Safety is also crucial to companies, with operators running machines all day. There is the need to reduce equipment fatigue, while maintaining productivity and reducing downtime. Also, there is a push toward new powertrains and lightweight designs to improve quality and performance while reducing costs. Therefore, validating these designs upfront, against market and government requirements, is vital to global competition.
The result is a need for improved product design processes to address customer, competition and governmental pressures for achieving zero harm, zero unplanned downtime and zero emissions. Autonomous operations also require simulation to ensure reduced worksite and operator hazards. Thus, the interconnected work site decreases risk by providing better operator information and job site coordination. Whereas, lightweight designs and innovative powertrains help reduce emissions and improve fuel economy.
To deliver greater innovation at higher quality and lower cost, heavy equipment companies need comprehensive 3D product design. Siemens’ integrated and intuitive solution suite, with broad and deep best-in-class capabilities, allows design teams to explore multiple machine or mechanism solution approaches to quickly arrive at the most cost-effective, innovative, functional products. It is now possible to build larger, more sophisticated and comprehensive models that encompass all design features to overcome the challenges of validating multi-configuration requirements.
Siemens is helping heavy equipment companies to create products in a digital environment to optimize their performance digitally before committing to a physical prototype. This is a holistic approach that provides transparency across various engineering disciplines—mechanical, electrical, software and fluidics—creating tomorrow’s advanced heavy equipment.
Siemens Digital Industries Software is helping drive transformation to enable a digital enterprise where engineering, manufacturing and electronics design meet tomorrow.
Xcelerator, the comprehensive and integrated portfolio of software and services from Siemens Digital Industries Software, helps companies of all sizes create and leverage a complete digital twin that provides organizations with new insights, opportunities and automation levels to drive innovation.
Siemens Digital Industries Software – Where today meets tomorrow.
About our experts
Hendrik Lange is the Director of Heavy Equipment at Siemens Digital Industries Software since 2012. That same year he was appointed as the industry lead for the heavy equipment industry. Previously, he supported the industry lead for the automotive and transportation industry as Director of Automotive and Transportation. He was also previously was responsible for automotive industry marketing in EMEA, and worked in various roles in pre-sales, post-sales and business consulting in Germany. Before joining Siemens in 1999, Hendrik worked for EDS in Germany and in Charlotte, North Carolina. He holds a master’s degree in mechanical engineering.

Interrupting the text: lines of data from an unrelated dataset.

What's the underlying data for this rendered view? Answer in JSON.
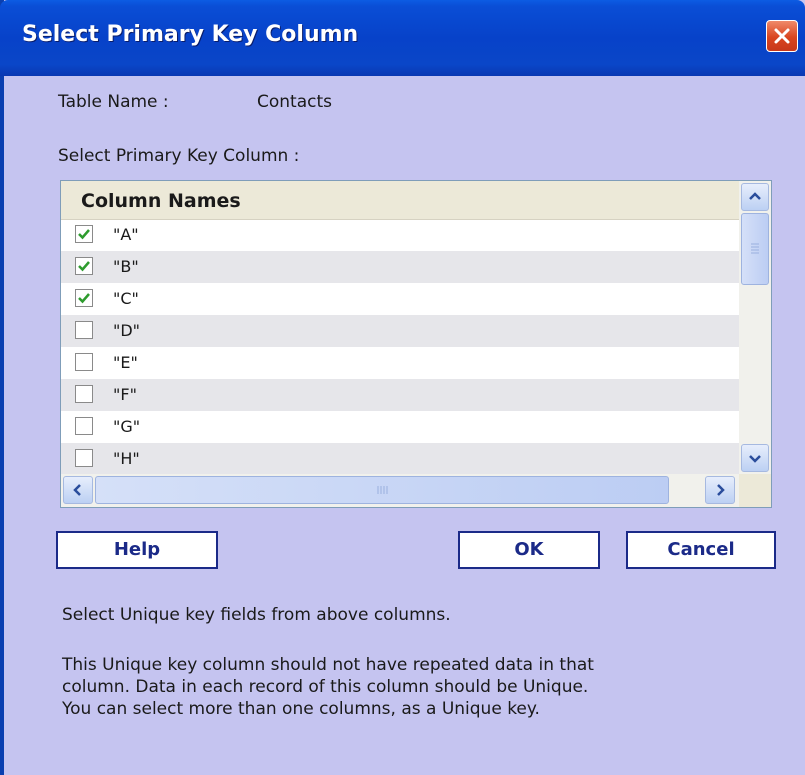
{
  "window": {
    "title": "Select Primary Key Column",
    "close_icon": "close-icon"
  },
  "form": {
    "table_name_label": "Table Name :",
    "table_name_value": "Contacts",
    "select_label": "Select Primary Key Column :"
  },
  "grid": {
    "header": "Column Names",
    "rows": [
      {
        "label": "\"A\"",
        "checked": true
      },
      {
        "label": "\"B\"",
        "checked": true
      },
      {
        "label": "\"C\"",
        "checked": true
      },
      {
        "label": "\"D\"",
        "checked": false
      },
      {
        "label": "\"E\"",
        "checked": false
      },
      {
        "label": "\"F\"",
        "checked": false
      },
      {
        "label": "\"G\"",
        "checked": false
      },
      {
        "label": "\"H\"",
        "checked": false
      }
    ]
  },
  "buttons": {
    "help": "Help",
    "ok": "OK",
    "cancel": "Cancel"
  },
  "info": {
    "line1": "Select Unique key fields from above columns.",
    "para": [
      "This Unique key column should not have repeated data in that",
      "column. Data in each record of this column should be Unique.",
      "You can select more than one columns, as a Unique key."
    ]
  },
  "colors": {
    "dialog_bg": "#c5c4f0",
    "titlebar": "#0742c9",
    "check": "#2e9c2e",
    "button_border": "#1b2a88"
  }
}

Thomas Spangler is the Senior Marketing Manager of Product Engineering Software. Tom has more than 25 years of experience in CAD and CLM, including 15 years in design, IT and data management in the automotive industry at both the OEM and supplier levels. Tom completed his master’s degree in Business Administration in 2006 and joined Siemens in 2008 as a marketing manager. He has created and contributed to multiple product launches, marketing campaigns and other initiatives.